The legal concept of “friend of the court”, or “amicus curiae”, refers to the participation in litigation of individuals or organizations who are not party to a case but have a strong interest in its subject matter.
A new book, “Friend of the Court & the 2010 Constitution: The Kenyan Experience and Comparative State Practice on Amicus Curiae", provides a reference tool for Kenyan courts in their determination of when to admit amicus curiae petitions and when to seek them out on their own initiative.
Although the 2010 Constitution of Kenya embraces amicus participation in litigation, it has left it to the courts to interpret the scope of that participation.
This event will bring together key stakeholders in Kenya – including judges, practitioners, academia and civil society – to discuss the role amicus curiae plays in the courts.
4.00pm - Friday, August 25, 2017
International Commission of Jurists (ICJ) Kenya, Vihiga Road, off Othaya Road, Kileleshwa, Nairobi
Participation by invitation only
The book was jointly developed by IDLO, the Kenya Judiciary Training Institute (JTI), the National Council on the Administration of Justice (NCAJ), the Public International Law & Policy Group (PILPG), Equality Now, the Solidarity for African Women’s Rights (SOAWR) Coalition, Kenyans for Peace with Truth and Justice, the Kenyan Section of the International Commission of Jurists (ICJ), and the Katiba Institute.

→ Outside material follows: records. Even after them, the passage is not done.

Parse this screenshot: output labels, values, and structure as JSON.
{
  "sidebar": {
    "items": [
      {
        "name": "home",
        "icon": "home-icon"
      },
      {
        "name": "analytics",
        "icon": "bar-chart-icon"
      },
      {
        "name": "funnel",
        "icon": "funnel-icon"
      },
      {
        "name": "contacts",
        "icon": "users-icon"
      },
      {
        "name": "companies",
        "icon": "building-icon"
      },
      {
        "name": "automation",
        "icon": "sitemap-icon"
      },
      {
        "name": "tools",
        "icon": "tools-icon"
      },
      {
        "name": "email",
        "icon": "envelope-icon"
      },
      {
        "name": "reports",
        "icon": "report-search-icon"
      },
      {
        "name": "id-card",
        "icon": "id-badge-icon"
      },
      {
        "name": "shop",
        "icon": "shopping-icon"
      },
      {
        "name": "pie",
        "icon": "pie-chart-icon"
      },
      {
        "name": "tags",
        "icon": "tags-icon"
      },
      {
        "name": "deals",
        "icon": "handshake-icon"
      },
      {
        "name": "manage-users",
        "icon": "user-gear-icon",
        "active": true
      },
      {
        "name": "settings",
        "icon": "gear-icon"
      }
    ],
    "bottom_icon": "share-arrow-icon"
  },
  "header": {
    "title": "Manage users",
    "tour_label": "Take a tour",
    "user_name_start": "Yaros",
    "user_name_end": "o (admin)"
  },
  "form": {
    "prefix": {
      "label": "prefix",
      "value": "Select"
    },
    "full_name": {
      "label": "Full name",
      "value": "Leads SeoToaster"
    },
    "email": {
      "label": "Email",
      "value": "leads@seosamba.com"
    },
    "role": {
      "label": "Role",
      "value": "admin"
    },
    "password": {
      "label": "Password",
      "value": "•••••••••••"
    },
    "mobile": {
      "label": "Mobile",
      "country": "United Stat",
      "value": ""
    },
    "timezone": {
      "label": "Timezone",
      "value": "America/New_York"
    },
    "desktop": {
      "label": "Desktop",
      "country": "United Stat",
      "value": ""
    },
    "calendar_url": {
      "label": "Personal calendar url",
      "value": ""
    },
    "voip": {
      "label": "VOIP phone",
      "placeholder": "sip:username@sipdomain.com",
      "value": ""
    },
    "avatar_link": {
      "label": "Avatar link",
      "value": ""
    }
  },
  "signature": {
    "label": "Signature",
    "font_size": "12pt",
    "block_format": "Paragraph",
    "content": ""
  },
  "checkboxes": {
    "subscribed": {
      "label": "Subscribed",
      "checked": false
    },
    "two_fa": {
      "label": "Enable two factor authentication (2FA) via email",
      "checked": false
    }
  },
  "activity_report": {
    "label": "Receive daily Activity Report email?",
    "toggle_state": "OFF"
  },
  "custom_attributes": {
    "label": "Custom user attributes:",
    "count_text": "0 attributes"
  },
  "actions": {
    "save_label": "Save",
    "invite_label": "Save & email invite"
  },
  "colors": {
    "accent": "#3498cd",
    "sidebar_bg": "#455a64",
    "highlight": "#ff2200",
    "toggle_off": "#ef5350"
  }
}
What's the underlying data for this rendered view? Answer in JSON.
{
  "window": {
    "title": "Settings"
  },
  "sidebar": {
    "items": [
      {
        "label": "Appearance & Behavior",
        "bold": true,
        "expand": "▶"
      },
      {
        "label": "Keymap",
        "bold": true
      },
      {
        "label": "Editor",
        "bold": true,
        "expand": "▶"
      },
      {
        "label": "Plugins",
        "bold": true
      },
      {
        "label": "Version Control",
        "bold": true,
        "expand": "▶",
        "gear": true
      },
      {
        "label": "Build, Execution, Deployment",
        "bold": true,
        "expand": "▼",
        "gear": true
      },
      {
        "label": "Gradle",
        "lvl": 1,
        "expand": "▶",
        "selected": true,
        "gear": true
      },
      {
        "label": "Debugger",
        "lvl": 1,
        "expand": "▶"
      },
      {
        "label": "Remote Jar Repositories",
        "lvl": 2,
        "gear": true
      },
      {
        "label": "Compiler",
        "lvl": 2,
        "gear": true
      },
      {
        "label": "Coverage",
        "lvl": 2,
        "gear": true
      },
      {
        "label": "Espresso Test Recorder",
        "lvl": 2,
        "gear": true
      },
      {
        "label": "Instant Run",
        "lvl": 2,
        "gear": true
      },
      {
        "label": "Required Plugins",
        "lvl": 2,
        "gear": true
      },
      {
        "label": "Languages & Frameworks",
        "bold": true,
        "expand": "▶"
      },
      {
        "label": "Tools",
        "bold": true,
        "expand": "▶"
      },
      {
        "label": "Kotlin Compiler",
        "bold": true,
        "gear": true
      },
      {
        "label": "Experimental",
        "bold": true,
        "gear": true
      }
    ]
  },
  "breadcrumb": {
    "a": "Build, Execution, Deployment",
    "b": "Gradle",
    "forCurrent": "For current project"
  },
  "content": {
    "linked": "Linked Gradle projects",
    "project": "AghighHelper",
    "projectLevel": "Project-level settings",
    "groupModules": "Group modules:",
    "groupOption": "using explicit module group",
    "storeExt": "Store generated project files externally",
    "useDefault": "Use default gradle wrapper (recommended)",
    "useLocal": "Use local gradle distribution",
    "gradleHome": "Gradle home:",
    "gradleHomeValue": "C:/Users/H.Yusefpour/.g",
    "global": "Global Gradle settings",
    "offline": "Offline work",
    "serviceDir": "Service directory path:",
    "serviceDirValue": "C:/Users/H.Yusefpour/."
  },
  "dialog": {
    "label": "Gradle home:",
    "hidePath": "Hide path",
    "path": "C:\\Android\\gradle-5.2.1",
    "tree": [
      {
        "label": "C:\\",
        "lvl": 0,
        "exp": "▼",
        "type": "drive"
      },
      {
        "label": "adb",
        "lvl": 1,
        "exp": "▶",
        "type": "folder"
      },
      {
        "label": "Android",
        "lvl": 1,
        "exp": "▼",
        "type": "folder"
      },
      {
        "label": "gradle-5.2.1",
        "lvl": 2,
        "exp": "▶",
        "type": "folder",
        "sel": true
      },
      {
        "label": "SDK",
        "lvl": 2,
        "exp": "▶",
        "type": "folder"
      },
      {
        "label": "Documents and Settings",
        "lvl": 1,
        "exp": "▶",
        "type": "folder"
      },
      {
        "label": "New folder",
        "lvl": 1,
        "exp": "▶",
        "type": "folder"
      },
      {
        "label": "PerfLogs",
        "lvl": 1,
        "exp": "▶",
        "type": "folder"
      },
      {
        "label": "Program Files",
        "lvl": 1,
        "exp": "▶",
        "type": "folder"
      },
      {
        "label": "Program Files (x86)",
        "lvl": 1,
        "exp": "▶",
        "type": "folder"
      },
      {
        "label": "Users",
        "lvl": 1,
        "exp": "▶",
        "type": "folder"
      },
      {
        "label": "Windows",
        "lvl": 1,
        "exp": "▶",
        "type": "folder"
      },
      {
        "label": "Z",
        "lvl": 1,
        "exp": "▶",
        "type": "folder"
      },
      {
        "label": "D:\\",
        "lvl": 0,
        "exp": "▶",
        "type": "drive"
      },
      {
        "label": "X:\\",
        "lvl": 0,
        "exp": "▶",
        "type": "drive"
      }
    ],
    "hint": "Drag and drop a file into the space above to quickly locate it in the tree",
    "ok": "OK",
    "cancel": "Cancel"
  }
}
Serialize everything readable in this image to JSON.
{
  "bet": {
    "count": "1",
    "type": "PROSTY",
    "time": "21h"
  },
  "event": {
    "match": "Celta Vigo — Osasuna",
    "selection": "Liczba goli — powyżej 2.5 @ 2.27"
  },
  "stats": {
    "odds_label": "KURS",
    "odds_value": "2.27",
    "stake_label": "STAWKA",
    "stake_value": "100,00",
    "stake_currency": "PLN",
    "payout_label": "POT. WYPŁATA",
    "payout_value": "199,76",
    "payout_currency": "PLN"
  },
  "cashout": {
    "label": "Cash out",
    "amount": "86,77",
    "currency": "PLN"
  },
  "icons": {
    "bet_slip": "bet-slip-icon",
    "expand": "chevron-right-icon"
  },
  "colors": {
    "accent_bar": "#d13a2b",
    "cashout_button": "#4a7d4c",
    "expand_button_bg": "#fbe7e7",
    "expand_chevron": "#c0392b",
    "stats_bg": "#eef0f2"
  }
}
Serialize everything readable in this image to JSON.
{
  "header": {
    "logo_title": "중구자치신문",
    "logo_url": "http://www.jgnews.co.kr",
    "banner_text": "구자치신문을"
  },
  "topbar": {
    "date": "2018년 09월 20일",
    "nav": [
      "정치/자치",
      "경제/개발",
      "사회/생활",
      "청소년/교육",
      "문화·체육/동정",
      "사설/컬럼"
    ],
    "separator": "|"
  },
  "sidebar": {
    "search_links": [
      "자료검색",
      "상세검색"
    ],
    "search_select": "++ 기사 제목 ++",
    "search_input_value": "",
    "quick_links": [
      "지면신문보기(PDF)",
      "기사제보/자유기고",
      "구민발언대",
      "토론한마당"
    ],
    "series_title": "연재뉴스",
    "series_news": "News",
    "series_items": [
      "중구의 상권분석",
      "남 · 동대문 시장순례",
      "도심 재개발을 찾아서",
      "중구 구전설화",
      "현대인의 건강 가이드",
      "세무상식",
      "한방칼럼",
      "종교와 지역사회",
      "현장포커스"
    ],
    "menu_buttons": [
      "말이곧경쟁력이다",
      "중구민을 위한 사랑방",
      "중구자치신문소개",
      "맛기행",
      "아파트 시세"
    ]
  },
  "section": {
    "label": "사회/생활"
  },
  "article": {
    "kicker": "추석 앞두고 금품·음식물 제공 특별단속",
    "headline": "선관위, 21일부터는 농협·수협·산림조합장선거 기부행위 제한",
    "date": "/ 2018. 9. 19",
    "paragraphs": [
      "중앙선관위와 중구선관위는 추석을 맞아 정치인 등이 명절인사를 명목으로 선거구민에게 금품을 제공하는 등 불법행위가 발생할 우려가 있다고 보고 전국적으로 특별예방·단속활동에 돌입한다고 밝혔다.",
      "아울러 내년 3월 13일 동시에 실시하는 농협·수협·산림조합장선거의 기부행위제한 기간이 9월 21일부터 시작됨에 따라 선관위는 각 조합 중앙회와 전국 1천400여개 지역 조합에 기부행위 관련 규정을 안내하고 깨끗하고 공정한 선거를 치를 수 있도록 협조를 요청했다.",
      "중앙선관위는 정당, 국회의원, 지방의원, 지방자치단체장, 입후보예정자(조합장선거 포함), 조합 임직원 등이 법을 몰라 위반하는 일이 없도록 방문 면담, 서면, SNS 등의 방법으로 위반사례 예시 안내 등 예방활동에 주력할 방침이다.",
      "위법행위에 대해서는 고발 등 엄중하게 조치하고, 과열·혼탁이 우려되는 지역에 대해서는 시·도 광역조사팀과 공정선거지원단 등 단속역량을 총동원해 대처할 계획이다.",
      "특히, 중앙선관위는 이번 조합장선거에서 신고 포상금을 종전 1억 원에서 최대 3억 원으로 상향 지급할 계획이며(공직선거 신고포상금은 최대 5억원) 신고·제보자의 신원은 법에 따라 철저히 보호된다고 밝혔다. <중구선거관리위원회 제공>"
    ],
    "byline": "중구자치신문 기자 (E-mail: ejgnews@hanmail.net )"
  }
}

Image: (left to right) Prof. Christopher Mbazira, Co-Editor; Dr. Steve Ouma, Deputy Director, Research and Policy, Kenya Judiciary Training Institute; Okero Otieno, Kenya Country Director, IDLO; Kimberly Brown, Kenya Program Manager, IDLO